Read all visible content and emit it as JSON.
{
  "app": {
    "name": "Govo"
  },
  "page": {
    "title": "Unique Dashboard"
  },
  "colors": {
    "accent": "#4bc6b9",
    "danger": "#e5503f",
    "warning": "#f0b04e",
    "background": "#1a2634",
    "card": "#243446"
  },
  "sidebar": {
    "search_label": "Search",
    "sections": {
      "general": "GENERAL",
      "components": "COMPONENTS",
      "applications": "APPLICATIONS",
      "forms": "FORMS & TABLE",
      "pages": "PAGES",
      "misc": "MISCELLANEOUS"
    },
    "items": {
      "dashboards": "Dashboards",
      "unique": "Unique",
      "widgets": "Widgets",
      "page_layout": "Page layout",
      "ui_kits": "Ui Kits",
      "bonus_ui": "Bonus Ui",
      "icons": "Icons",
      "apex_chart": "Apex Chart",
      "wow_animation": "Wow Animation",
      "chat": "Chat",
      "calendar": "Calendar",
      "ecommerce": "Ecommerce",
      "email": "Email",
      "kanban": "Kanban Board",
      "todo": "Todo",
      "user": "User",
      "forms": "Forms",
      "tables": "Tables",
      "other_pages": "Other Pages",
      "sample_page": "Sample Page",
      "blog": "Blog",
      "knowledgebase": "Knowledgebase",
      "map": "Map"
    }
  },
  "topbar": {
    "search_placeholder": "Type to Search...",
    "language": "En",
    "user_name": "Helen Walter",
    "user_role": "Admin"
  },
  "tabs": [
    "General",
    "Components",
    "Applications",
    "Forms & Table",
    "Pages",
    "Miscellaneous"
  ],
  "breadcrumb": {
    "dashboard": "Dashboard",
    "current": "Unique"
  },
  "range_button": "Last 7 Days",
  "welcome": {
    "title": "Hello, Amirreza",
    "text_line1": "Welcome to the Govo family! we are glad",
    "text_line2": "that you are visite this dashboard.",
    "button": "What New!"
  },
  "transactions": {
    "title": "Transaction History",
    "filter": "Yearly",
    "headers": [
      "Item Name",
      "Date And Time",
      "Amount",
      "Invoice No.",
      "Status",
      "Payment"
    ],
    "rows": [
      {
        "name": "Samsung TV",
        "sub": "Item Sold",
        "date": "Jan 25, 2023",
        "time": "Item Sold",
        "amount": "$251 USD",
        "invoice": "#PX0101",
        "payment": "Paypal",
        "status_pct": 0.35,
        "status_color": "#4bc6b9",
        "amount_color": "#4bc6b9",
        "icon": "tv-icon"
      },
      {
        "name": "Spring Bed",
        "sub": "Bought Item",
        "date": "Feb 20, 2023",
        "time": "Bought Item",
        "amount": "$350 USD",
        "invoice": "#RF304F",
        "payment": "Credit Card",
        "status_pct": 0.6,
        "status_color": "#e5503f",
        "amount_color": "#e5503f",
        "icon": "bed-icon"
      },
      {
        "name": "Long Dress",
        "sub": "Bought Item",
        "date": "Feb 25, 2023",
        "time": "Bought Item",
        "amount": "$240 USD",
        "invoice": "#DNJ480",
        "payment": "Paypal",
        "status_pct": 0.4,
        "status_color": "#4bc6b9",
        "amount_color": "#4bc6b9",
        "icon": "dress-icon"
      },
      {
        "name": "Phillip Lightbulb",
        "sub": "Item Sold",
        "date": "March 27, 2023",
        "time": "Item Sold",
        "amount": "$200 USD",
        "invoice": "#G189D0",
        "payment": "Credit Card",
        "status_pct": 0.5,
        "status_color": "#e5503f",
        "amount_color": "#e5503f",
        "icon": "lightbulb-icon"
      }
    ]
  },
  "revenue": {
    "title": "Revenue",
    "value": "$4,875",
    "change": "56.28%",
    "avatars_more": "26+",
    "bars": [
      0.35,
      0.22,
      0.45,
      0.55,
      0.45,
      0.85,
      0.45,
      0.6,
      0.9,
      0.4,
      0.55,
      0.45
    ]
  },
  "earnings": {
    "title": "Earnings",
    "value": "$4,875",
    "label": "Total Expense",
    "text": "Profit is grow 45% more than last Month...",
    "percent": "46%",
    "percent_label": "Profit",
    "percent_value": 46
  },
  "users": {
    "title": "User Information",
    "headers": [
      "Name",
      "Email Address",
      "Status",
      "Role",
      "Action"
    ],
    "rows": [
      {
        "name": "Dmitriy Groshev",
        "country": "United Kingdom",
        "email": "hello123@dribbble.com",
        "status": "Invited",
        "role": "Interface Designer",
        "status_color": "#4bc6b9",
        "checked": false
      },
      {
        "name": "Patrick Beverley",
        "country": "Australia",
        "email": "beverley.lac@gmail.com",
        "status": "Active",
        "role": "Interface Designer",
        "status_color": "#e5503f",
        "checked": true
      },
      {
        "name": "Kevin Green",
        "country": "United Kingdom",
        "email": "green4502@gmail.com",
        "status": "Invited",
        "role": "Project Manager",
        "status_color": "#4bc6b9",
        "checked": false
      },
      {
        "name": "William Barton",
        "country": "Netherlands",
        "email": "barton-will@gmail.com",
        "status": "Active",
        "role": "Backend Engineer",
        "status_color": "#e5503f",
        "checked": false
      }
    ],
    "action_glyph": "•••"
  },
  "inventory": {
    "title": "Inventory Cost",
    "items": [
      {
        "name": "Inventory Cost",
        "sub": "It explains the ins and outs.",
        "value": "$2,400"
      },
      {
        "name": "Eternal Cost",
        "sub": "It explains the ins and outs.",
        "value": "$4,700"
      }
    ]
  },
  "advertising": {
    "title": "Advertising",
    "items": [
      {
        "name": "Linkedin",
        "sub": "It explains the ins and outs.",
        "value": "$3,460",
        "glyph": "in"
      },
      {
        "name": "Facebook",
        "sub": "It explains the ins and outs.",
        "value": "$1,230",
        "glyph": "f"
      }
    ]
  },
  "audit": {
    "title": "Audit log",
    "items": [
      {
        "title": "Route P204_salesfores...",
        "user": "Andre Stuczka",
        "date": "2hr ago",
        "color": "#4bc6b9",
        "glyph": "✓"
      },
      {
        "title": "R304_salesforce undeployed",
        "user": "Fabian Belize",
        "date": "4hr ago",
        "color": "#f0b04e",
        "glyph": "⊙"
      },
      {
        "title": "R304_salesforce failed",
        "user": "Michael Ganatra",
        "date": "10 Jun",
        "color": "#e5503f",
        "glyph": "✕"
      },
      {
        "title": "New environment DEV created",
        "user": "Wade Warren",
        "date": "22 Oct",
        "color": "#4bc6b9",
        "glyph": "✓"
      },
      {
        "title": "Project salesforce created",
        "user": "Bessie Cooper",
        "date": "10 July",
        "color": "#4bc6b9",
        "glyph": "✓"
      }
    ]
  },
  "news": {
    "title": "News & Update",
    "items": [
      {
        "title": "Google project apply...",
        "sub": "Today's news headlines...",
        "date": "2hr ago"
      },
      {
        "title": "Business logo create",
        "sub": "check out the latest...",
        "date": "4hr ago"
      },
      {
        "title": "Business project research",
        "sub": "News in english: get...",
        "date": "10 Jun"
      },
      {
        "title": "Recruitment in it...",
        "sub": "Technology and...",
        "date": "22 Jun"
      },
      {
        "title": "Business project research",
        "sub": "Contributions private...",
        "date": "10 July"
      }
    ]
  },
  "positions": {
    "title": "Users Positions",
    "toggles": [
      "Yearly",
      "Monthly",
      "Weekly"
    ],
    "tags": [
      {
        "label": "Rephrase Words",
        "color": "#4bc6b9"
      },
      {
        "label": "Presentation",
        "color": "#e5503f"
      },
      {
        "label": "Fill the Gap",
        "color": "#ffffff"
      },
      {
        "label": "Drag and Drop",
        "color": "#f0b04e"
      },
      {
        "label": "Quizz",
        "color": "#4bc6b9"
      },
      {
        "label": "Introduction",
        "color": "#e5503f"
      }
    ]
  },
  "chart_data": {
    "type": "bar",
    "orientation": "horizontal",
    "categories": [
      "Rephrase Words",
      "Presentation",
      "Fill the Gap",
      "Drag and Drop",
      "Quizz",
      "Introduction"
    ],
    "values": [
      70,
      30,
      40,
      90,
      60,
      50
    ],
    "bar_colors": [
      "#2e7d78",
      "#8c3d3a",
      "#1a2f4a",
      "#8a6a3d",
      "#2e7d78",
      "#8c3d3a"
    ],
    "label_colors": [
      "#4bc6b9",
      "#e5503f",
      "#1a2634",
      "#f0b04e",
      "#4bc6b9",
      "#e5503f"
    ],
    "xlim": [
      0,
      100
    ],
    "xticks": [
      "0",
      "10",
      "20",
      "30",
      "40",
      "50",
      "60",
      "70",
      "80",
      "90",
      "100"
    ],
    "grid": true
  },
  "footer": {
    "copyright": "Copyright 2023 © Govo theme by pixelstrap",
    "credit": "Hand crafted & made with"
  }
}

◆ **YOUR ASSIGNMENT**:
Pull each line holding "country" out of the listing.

◆ **TASK OUTPUT**:
        "country": "United Kingdom",
        "country": "Australia",
        "country": "United Kingdom",
        "country": "Netherlands",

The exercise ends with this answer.